Tuesday, November 29, 2016

Making the Most of Memory


Always so much to learn. For example, did you know that the time it takes to access your computers memory is MANY times slower than the time to access the CPU caches? What does this mean for how we structure our programs and architectures? We'd want to take full advantage of the CPU Cache (L1) and the L2 cache if we are concerned at all with application performance. What this means is structuring components and code so that caches can be used.


Even if we go only to the DRAM (and not disk cache), it only holds the data for ms before having to be refreshed...this means you have under 100ms (as of the article in 2008) to process everything in memory before it cycles and has to be refreshed.


All of this has implications on the design of your objects, structs, etc. SRAM in the L2 cache is limited in memory space due to power consumption and costs. Given this, it seems logical that keeping your data bags as small in size as possible would be of great advantage to performance. Additionally, limiting loops and batches could also help to improve performance.


Architecturally speaking, since operations are also cached in the L1, you'd want to keep the same operations (looking at you data access) on the same CPU/L1. So much to learn...


Read about it in depth at https://lwn.net/Articles/250967/

Tuesday, November 15, 2016

Bugs and Defects, What Issues Really Mean

In episode 3 season 1 of Mr Robot http://m.imdb.com/title/tt4730002/ there's a highly used metaphor about bugs. The lead character's (an elite hacker) narration says that most people think finding a bug is about fixing the bug. Basically goes on to say that it's really about finding the flaw in thinking. Sounds a little like root cause analysis.


The first bug ever was called a bug because it was literally caused by a bug in a relay. Certainly not working as designed. Read more about that at http://www.computerhistory.org/tdih/September/9/


Jimmy Bogard provided a clear interpretation of what a bug is (and isn't) and how to deal with it. He and his affiliates break it down to Bugs, Defects and Stories. They "stop the line" to fix Bugs. Bugs are showstoppers, while user feedback are classified as issues. They don't believe in Bug tracking in their shop.

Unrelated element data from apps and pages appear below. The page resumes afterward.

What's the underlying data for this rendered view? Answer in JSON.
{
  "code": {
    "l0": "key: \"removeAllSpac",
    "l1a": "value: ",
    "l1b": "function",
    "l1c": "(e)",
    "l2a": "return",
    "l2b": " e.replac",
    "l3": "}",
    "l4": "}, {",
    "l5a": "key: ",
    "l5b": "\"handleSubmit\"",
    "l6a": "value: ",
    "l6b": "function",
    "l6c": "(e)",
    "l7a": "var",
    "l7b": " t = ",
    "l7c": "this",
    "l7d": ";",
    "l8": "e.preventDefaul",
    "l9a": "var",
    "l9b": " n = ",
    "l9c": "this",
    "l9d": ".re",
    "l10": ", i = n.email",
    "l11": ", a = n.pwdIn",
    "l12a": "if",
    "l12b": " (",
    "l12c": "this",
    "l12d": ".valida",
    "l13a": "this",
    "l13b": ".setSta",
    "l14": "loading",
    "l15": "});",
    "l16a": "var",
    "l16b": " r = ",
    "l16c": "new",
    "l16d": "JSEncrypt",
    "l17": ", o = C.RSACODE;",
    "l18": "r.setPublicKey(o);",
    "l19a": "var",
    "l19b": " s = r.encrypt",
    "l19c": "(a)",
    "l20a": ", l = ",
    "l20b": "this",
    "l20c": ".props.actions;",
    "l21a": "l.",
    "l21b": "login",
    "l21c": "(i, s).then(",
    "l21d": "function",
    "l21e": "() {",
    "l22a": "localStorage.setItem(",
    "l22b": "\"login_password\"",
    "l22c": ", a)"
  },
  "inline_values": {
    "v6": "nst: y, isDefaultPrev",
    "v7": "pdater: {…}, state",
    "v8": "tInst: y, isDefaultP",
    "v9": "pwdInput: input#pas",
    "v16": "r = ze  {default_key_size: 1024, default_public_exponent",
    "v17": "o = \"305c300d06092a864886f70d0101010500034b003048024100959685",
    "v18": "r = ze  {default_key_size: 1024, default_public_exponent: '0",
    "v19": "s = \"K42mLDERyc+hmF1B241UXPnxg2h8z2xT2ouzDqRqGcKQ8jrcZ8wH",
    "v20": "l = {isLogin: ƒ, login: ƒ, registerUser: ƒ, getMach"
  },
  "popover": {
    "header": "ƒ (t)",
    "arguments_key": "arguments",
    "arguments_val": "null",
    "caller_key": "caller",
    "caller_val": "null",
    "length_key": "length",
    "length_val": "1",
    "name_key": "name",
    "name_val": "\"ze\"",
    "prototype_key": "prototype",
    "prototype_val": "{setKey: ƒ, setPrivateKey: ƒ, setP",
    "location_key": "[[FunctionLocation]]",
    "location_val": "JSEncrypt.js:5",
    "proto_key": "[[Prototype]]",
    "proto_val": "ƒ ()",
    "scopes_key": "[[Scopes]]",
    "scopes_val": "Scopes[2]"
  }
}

Think of it this way-if the first Bug ever were not removed immediately, how would that system be expected to work?


Seems to me that Bugs are mostly caused by a change in the environment which was not accounted for in the design (or a complete failure to verify implementation against acceptance criteria). Defects, on the other hand, come down to a breakdown in understanding - a Defect is when the software meets the acceptance criteria, but doesn't do what it needs to do.


There's a saying attributed to Jeffrey Palermo - "a process that produced defects is itself defective."


When Defects and Bugs creep into a system, sure we can just go ahead and fix em, move on and push on. But sometimes, and especially if this happens a lot, it's time to fix the underlying defects that are causing the Issues (Defects and Bugs). Process re-engineering, training, the environment (are we on a stable platform?), deeper analysis, etc.






That first bug ever? Perhaps that lead to a cleaner environment when running programs. Maybe it lead to innovations in storage mechanisms. Maybe it lead to nothing. Certainly, if it was a recurring problem, something would've been done.

Tuesday, November 1, 2016

A Spec File Should...

When writing a spec for an interface (public facing functions/methods of a software module/api) and that spec is written in the same language and that spec is a runnable test that executes the module...it is a fantastic way to show others how the module should work and how to use the interface...so the spec should be written in a way as it conveys these things to the reader.


Imagine a spec written for a users API. And that API has a method to getUsers and that spec has the following description:


"it should all active employees"
and the API is exercised like this:


getUsers(true);


How safe is it to assume that the first input parameter is isActive. Or could it be null? Or some other flag?


To remove ambiguity in the spec, ALWAYS pass named variables...


includeInactive = false;
getUsers(includeInactive);


yeah, yeah most editors and IDEs show the variable name somehow. Not always going to be accurate, or clear, or built yet (write the spec first anyone?).